> _WHAT THE TASK REQUIRES_
Looking at the records below, count how many lines contain the string "Health". Give that number alone.

*** Begin section ***

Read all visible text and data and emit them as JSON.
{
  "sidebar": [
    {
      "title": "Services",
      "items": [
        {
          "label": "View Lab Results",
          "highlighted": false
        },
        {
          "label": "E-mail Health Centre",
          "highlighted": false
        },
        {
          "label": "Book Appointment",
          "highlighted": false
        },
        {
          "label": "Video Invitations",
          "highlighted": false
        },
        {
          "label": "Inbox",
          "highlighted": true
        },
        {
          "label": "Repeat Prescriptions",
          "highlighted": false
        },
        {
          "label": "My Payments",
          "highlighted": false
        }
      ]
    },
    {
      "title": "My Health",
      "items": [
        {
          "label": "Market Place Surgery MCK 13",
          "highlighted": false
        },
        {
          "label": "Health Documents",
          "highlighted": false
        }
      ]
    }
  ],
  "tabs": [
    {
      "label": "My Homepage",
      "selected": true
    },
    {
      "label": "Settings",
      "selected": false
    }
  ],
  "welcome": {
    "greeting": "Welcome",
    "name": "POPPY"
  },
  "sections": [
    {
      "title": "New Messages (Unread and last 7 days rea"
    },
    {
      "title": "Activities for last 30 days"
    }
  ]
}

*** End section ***

> _ANSWER TO THE EXERCISE_
3